The backlash against the Kurdish referendum continues:
Iraq’s prime minister, angered by a vote on independence by his nation’s Kurdish minority, has given the country’s Kurdish region until Friday to surrender control of its two international airports or face a shutdown of international flights.
The Iraqi ultimatum follows Iran’s move to close its land border with Iraqi Kurdistan after it had already closed its airspace to flights in and out of the region. Turkey is threatening to shut down oil exports out of Kurdistan:
Turkey can choose to “close the valves” on oil exports from Iraq’s Kurdish region through the Turkish port of Ceyhan, President Recep Tayyip Erdogan warned as Kurds voted in a referendum on independence from Iraq.
The landlocked Kurdish enclave in northern Iraq can ship as much as 700,000 barrels a day through the pipeline to Ceyhan on the Mediterranean. The Turkish president’s comments served as a reminder that Iraq’s semi-autonomous Kurdistan Regional Government depends on good relations with neighboring Turkey for most of its oil sales.
Just as Iraqi Kurdistan depends on good relations with its neighbors to export its oil, it is heavily dependent on imports from the outside. According to the FT, around 80% of their goods are imported. If both Turkey and Iran decide to wage an economic war on Kurdistan in coordination with Baghdad, the region will be deprived of both revenue and goods and their economy will be ruined. The dependence on food imports is even greater:
The shelves of any supermarket in the region illuminate the risk for the Kurdish region: Almost all products are either trucked through or made in Turkey.

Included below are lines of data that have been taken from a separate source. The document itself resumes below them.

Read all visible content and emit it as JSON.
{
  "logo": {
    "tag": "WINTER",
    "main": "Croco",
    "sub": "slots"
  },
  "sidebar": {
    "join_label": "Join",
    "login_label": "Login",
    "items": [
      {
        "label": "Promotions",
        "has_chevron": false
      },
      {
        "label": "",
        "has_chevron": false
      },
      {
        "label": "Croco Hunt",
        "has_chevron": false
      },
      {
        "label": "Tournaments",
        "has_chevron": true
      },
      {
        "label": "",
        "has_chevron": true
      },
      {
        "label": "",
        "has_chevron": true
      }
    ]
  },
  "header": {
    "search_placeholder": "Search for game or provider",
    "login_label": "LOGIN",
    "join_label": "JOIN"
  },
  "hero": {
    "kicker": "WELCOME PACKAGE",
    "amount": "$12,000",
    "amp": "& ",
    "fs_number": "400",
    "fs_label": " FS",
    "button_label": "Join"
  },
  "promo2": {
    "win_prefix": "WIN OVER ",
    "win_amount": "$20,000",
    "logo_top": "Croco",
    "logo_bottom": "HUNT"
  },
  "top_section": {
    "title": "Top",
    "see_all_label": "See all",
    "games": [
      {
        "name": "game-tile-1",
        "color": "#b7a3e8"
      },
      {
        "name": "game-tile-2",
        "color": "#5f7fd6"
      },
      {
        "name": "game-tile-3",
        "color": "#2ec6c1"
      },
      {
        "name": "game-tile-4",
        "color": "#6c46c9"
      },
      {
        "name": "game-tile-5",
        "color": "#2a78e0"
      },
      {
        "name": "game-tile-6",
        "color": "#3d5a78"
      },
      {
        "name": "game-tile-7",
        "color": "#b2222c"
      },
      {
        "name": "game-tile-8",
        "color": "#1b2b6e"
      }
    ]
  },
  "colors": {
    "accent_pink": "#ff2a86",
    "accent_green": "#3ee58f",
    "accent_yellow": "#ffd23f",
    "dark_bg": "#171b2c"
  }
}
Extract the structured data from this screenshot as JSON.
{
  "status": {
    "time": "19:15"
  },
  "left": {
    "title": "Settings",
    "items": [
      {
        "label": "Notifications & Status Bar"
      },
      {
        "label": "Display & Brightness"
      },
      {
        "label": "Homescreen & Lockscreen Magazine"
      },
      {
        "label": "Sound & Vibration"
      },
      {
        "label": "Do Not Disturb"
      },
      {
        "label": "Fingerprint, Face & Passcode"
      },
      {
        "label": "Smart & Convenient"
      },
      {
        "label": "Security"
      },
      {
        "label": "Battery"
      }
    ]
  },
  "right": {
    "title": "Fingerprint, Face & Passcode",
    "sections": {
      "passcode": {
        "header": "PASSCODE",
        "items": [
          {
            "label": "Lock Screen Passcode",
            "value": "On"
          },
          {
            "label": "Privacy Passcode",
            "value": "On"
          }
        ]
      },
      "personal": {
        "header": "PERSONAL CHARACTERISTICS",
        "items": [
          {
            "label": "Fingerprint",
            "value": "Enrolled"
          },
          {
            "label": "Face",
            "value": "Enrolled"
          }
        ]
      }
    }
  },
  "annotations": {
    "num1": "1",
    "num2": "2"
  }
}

“Everything is imported,” said Amer Abdullah, 40, who sells foodstuffs brought from Turkey at the wholesale market. “If the borders are closed, in one month everything would be finished.”
These are the conditions that make a viable independent Kurdistan practically impossible so long as its neighbors are determined to oppose it. The economic ties that supporters of the referendum assumed would protect Kurdistan from retaliatory measures had the opposite effect: it is the region’s economic dependence on its neighbors that makes its political independence against their wishes hard to imagine. This week Alex Dziadosz made the economic case against a Kurdish state:
Because the KRG’s roughly 600,000 barrels per day of oil exports are piped almost exclusively through Turkey to the port of Ceyhan, Ankara has enormous leverage not only over the region’s economy, but over the resource-distribution systems underlying social stability, such as the government’s ability to pay salaries. “Oil is the main source of revenue in the region and all of that falls into the government’s coffers. So that’s it—the KRG’s economy depends on one pipeline that sells oil to international markets and the pipeline goes through Turkey. You shut down that pipeline, you choke the Kurdish economy,” Bilal Wahab, an analyst at the Washington Institute for Near East Policy, told me.
The other major problem is the region’s heavy reliance on imports, which account for some 80 to 90 percent of goods, analysts estimate. The region produces significant amounts of cement, steel, and wheat, but little else. Walk through Erbil’s downtown market and you will see pomegranates from Egypt, apples from Iran, and peaches and eggs from Turkey—not to mention clothes and household goods from China and cigarettes from as far as South Korea. Because Kurdistan is land-locked, shutting its borders with Iran and Turkey and airspace through Iraq could quickly lead to sharp spikes in prices or shortages of basic goods such as food and fuel. A coordinated blockade by the region’s neighbors would be devastating.
It was a measure of how weak the case for an independent Kurdistan was that all of these practical obstacles have been ignored or waved away by supporters. Proponents of backing a new Kurdish state are in such a hurry to turn it into their latest vehicle for hostility to Iran that they failed to think through how much leverage the governments opposed to the new state have over the region. The U.S. should urge all parties to refrain from additional actions that would inflame the situation, but there is not much else that the U.S. can do at this point.